It is not an excuse to be drunk, it is not an excuse to be frustrated by one’s own miserable life, it is not an excuse to feel betrayed by one’s command. There is no excuse for sexual violence and rape, and there never will be.
Nowadays we understand that victims deserve the help. In former times or in some other countries victims are still told to forget, to keep silent and to carry on with their lives. And many of these women do carry on, but it is never again a truly fully life. Victims deserve the help they need, both physically and emotionally.
The help should be offered in an unbiased and empathetic manner. It should be available as soon after the crime as possible. It should be available close to where the victim lives and offered by qualified professionals, hopefully in the victims’ native language, which is very important to the victims.
On the other side, the perpetrator, but also the higher-ranking commanders, should all know that their punishment is coming, sooner or later.
Before I finish, I would like to mention another Russian war crime. It was already mentioned yesterday and it is very painful. It is the deportation and forced Russification of Ukrainian children. This is not a physical rape, but rather a mental and emotional one.
Sadly, we Latvians know what deportation means. In 1941 and 1949, Latvian children suffered deportation to Siberia.

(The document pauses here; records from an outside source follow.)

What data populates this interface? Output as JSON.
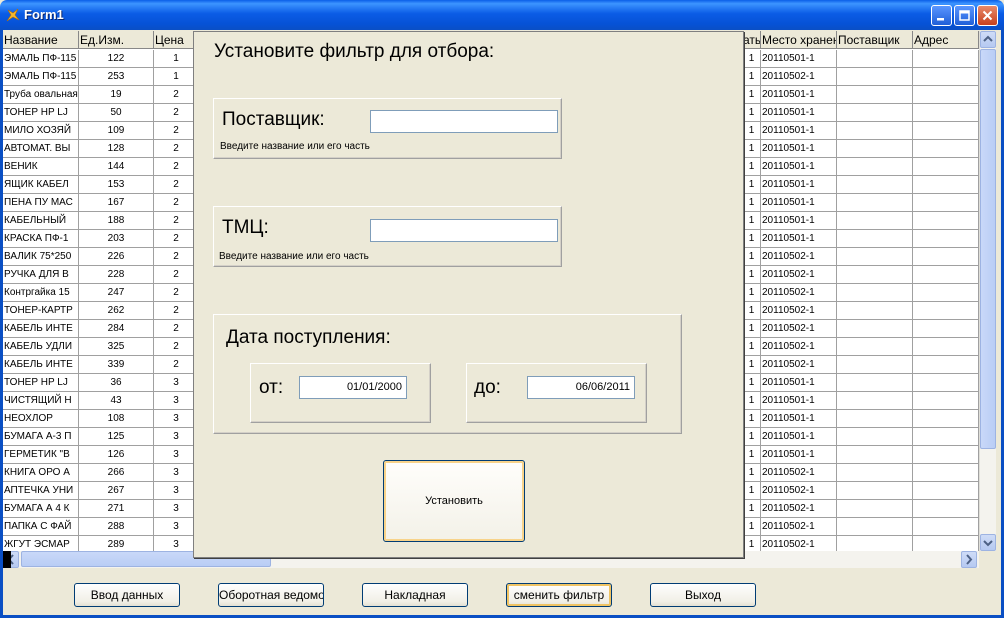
{
  "window": {
    "title": "Form1"
  },
  "grid": {
    "left_columns": [
      "Название",
      "Ед.Изм.",
      "Цена"
    ],
    "right_columns": [
      "аты",
      "Место хранения",
      "Поставщик",
      "Адрес"
    ],
    "rows": [
      {
        "name": "ЭМАЛЬ ПФ-115",
        "unit": "122",
        "price": "1",
        "col4": "1",
        "storage": "20110501-1"
      },
      {
        "name": "ЭМАЛЬ ПФ-115",
        "unit": "253",
        "price": "1",
        "col4": "1",
        "storage": "20110502-1"
      },
      {
        "name": "Труба овальная",
        "unit": "19",
        "price": "2",
        "col4": "1",
        "storage": "20110501-1"
      },
      {
        "name": "ТОНЕР HP LJ",
        "unit": "50",
        "price": "2",
        "col4": "1",
        "storage": "20110501-1"
      },
      {
        "name": "МИЛО ХОЗЯЙ",
        "unit": "109",
        "price": "2",
        "col4": "1",
        "storage": "20110501-1"
      },
      {
        "name": "АВТОМАТ. ВЫ",
        "unit": "128",
        "price": "2",
        "col4": "1",
        "storage": "20110501-1"
      },
      {
        "name": "ВЕНИК",
        "unit": "144",
        "price": "2",
        "col4": "1",
        "storage": "20110501-1"
      },
      {
        "name": "ЯЩИК КАБЕЛ",
        "unit": "153",
        "price": "2",
        "col4": "1",
        "storage": "20110501-1"
      },
      {
        "name": "ПЕНА ПУ МАС",
        "unit": "167",
        "price": "2",
        "col4": "1",
        "storage": "20110501-1"
      },
      {
        "name": "КАБЕЛЬНЫЙ",
        "unit": "188",
        "price": "2",
        "col4": "1",
        "storage": "20110501-1"
      },
      {
        "name": "КРАСКА ПФ-1",
        "unit": "203",
        "price": "2",
        "col4": "1",
        "storage": "20110501-1"
      },
      {
        "name": "ВАЛИК 75*250",
        "unit": "226",
        "price": "2",
        "col4": "1",
        "storage": "20110502-1"
      },
      {
        "name": "РУЧКА ДЛЯ В",
        "unit": "228",
        "price": "2",
        "col4": "1",
        "storage": "20110502-1"
      },
      {
        "name": "Контргайка 15",
        "unit": "247",
        "price": "2",
        "col4": "1",
        "storage": "20110502-1"
      },
      {
        "name": "ТОНЕР-КАРТР",
        "unit": "262",
        "price": "2",
        "col4": "1",
        "storage": "20110502-1"
      },
      {
        "name": "КАБЕЛЬ ИНТЕ",
        "unit": "284",
        "price": "2",
        "col4": "1",
        "storage": "20110502-1"
      },
      {
        "name": "КАБЕЛЬ УДЛИ",
        "unit": "325",
        "price": "2",
        "col4": "1",
        "storage": "20110502-1"
      },
      {
        "name": "КАБЕЛЬ ИНТЕ",
        "unit": "339",
        "price": "2",
        "col4": "1",
        "storage": "20110502-1"
      },
      {
        "name": "ТОНЕР HP LJ",
        "unit": "36",
        "price": "3",
        "col4": "1",
        "storage": "20110501-1"
      },
      {
        "name": "ЧИСТЯЩИЙ Н",
        "unit": "43",
        "price": "3",
        "col4": "1",
        "storage": "20110501-1"
      },
      {
        "name": "НЕОХЛОР",
        "unit": "108",
        "price": "3",
        "col4": "1",
        "storage": "20110501-1"
      },
      {
        "name": "БУМАГА А-3 П",
        "unit": "125",
        "price": "3",
        "col4": "1",
        "storage": "20110501-1"
      },
      {
        "name": "ГЕРМЕТИК \"В",
        "unit": "126",
        "price": "3",
        "col4": "1",
        "storage": "20110501-1"
      },
      {
        "name": "КНИГА ОРО А",
        "unit": "266",
        "price": "3",
        "col4": "1",
        "storage": "20110502-1"
      },
      {
        "name": "АПТЕЧКА УНИ",
        "unit": "267",
        "price": "3",
        "col4": "1",
        "storage": "20110502-1"
      },
      {
        "name": "БУМАГА А 4 К",
        "unit": "271",
        "price": "3",
        "col4": "1",
        "storage": "20110502-1"
      },
      {
        "name": "ПАПКА С ФАЙ",
        "unit": "288",
        "price": "3",
        "col4": "1",
        "storage": "20110502-1"
      },
      {
        "name": "ЖГУТ ЭСМАР",
        "unit": "289",
        "price": "3",
        "col4": "1",
        "storage": "20110502-1"
      }
    ]
  },
  "filter": {
    "title": "Установите фильтр для отбора:",
    "supplier": {
      "label": "Поставщик:",
      "hint": "Введите название или его часть",
      "value": ""
    },
    "tmc": {
      "label": "ТМЦ:",
      "hint": "Введите название или его часть",
      "value": ""
    },
    "date": {
      "label": "Дата поступления:",
      "from_label": "от:",
      "from_value": "01/01/2000",
      "to_label": "до:",
      "to_value": "06/06/2011"
    },
    "apply_label": "Установить"
  },
  "buttons": {
    "input_data": "Ввод данных",
    "turnover": "Оборотная ведомость",
    "invoice": "Накладная",
    "change_filter": "сменить фильтр",
    "exit": "Выход"
  }
}
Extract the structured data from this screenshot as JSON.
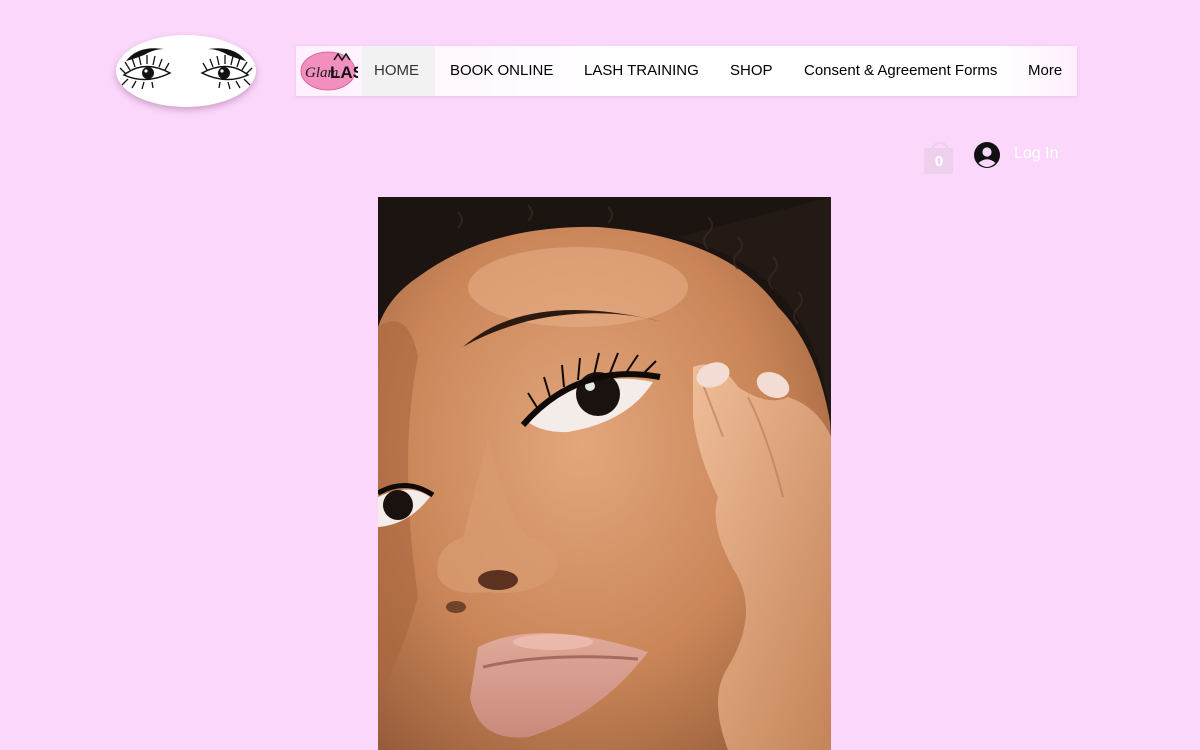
{
  "brand": {
    "eye_logo_icon": "lash-eyes-logo-icon",
    "nav_logo_icon": "glam-lash-logo-icon",
    "nav_logo_text": [
      "Glam",
      "LASH"
    ],
    "accent_color": "#fbd7fb"
  },
  "nav": {
    "items": [
      {
        "label": "HOME",
        "active": true
      },
      {
        "label": "BOOK ONLINE"
      },
      {
        "label": "LASH TRAINING"
      },
      {
        "label": "SHOP"
      },
      {
        "label": "Consent & Agreement Forms"
      },
      {
        "label": "More"
      }
    ]
  },
  "header": {
    "cart_count": "0",
    "cart_icon": "shopping-bag-icon",
    "login_icon": "user-avatar-icon",
    "login_label": "Log In"
  },
  "hero": {
    "image": "woman-portrait-lashes-photo"
  }
}
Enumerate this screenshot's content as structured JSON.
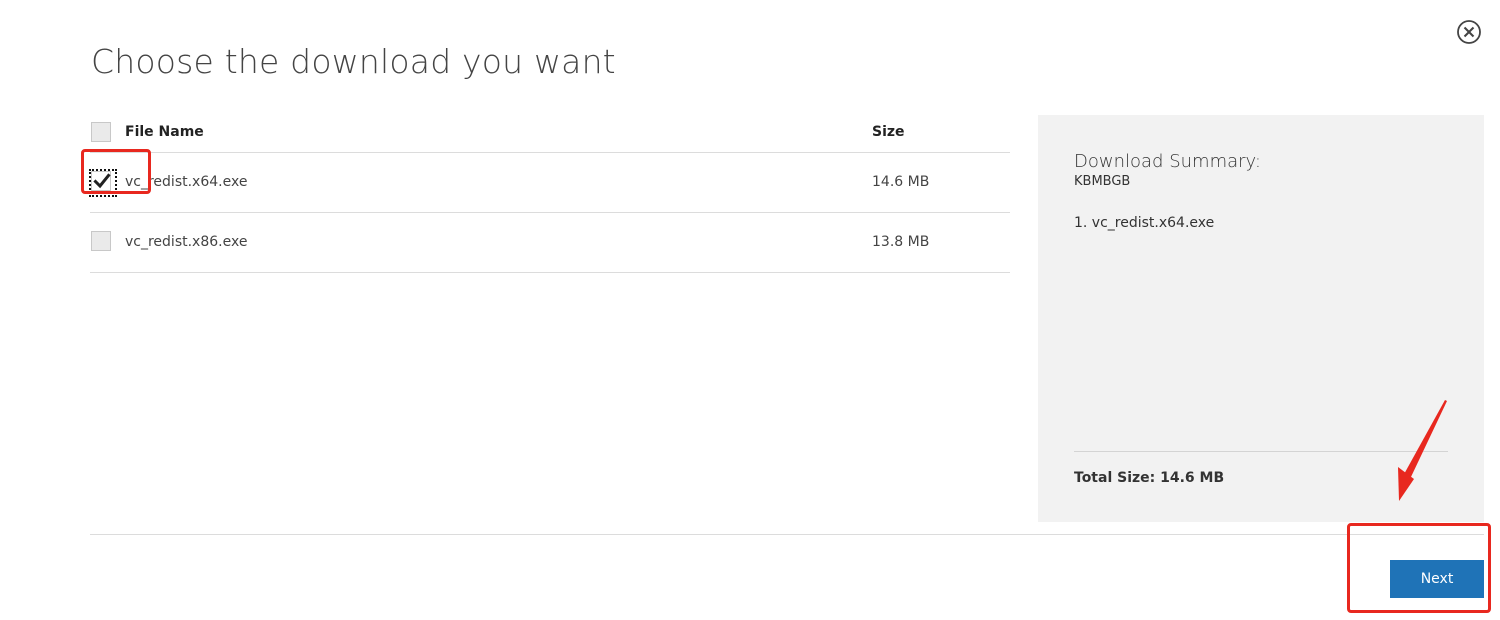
{
  "dialog": {
    "title": "Choose the download you want"
  },
  "table": {
    "headers": {
      "name": "File Name",
      "size": "Size"
    },
    "rows": [
      {
        "name": "vc_redist.x64.exe",
        "size": "14.6 MB",
        "checked": true
      },
      {
        "name": "vc_redist.x86.exe",
        "size": "13.8 MB",
        "checked": false
      }
    ]
  },
  "summary": {
    "title": "Download Summary:",
    "subtitle": "KBMBGB",
    "items": [
      "1. vc_redist.x64.exe"
    ],
    "total": "Total Size: 14.6 MB"
  },
  "actions": {
    "next_label": "Next"
  },
  "icons": {
    "close": "close-icon",
    "checkmark": "checkmark-icon"
  },
  "colors": {
    "primary_button": "#1f73b7",
    "annotation": "#e8281f",
    "summary_bg": "#f2f2f2"
  }
}
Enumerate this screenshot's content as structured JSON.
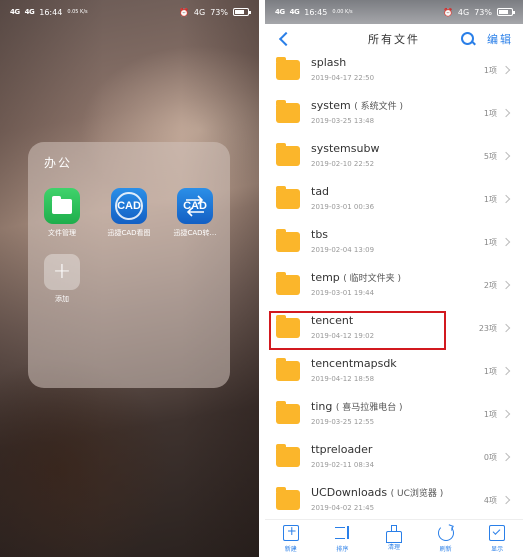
{
  "left_screen": {
    "status_bar": {
      "signal1": "4G",
      "signal2": "4G",
      "time": "16:44",
      "speed": "0.05 K/s",
      "network": "4G",
      "battery": "73%"
    },
    "folder": {
      "title": "办公",
      "apps": [
        {
          "label": "文件管理",
          "icon": "file-manager-icon"
        },
        {
          "label": "迅捷CAD看图",
          "icon": "cad-viewer-icon"
        },
        {
          "label": "迅捷CAD转…",
          "icon": "cad-converter-icon"
        },
        {
          "label": "添加",
          "icon": "plus-icon"
        }
      ],
      "cad_text": "CAD"
    }
  },
  "right_screen": {
    "status_bar": {
      "signal1": "4G",
      "signal2": "4G",
      "time": "16:45",
      "speed": "0.00 K/s",
      "network": "4G",
      "battery": "73%"
    },
    "header": {
      "title": "所有文件",
      "edit_label": "编辑"
    },
    "files": [
      {
        "name": "splash",
        "note": "",
        "date": "2019-04-17 22:50",
        "count": "1项"
      },
      {
        "name": "system",
        "note": "( 系统文件 )",
        "date": "2019-03-25 13:48",
        "count": "1项"
      },
      {
        "name": "systemsubw",
        "note": "",
        "date": "2019-02-10 22:52",
        "count": "5项"
      },
      {
        "name": "tad",
        "note": "",
        "date": "2019-03-01 00:36",
        "count": "1项"
      },
      {
        "name": "tbs",
        "note": "",
        "date": "2019-02-04 13:09",
        "count": "1项"
      },
      {
        "name": "temp",
        "note": "( 临时文件夹 )",
        "date": "2019-03-01 19:44",
        "count": "2项"
      },
      {
        "name": "tencent",
        "note": "",
        "date": "2019-04-12 19:02",
        "count": "23项"
      },
      {
        "name": "tencentmapsdk",
        "note": "",
        "date": "2019-04-12 18:58",
        "count": "1项"
      },
      {
        "name": "ting",
        "note": "( 喜马拉雅电台 )",
        "date": "2019-03-25 12:55",
        "count": "1项"
      },
      {
        "name": "ttpreloader",
        "note": "",
        "date": "2019-02-11 08:34",
        "count": "0项"
      },
      {
        "name": "UCDownloads",
        "note": "( UC浏览器 )",
        "date": "2019-04-02 21:45",
        "count": "4项"
      }
    ],
    "bottom_bar": [
      {
        "label": "新建",
        "icon": "new-folder-icon"
      },
      {
        "label": "排序",
        "icon": "sort-icon"
      },
      {
        "label": "清理",
        "icon": "clean-icon"
      },
      {
        "label": "刷新",
        "icon": "refresh-icon"
      },
      {
        "label": "显示",
        "icon": "show-icon"
      }
    ],
    "highlight_color": "#d2191f",
    "accent_color": "#2a7fe8",
    "folder_color": "#fbb62b"
  }
}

Now a very thick book has been published in Latvia, called ‘Children of Siberia’. It is full of sad stories of lost childhood, stolen opportunities for education, about lost parents and siblings.
The Russian authorities should not be so sure that these children will forget their origins. Many neuroscientists suggest that early childhood experiences are stored in our brains throughout our lives and can be reactivated in unpredictable circumstances. We all know how smells, sounds, music, pictures bring back long-forgotten memories – so-called déjà vu and flashbacks.
The fate of these Ukrainian children will not be forgotten.
We need more women to be part of peace talks. And we need more men to speak up against sexual violence in war. Look at this panel – we are all women talking about sexual violence. We also need men to speak up and condemn sexual violence.
Again, thank you for inviting me. I think this conference is an important step forward towards condemning sexual violence.
Thank you, Olena – you are my personal hero – and all participants!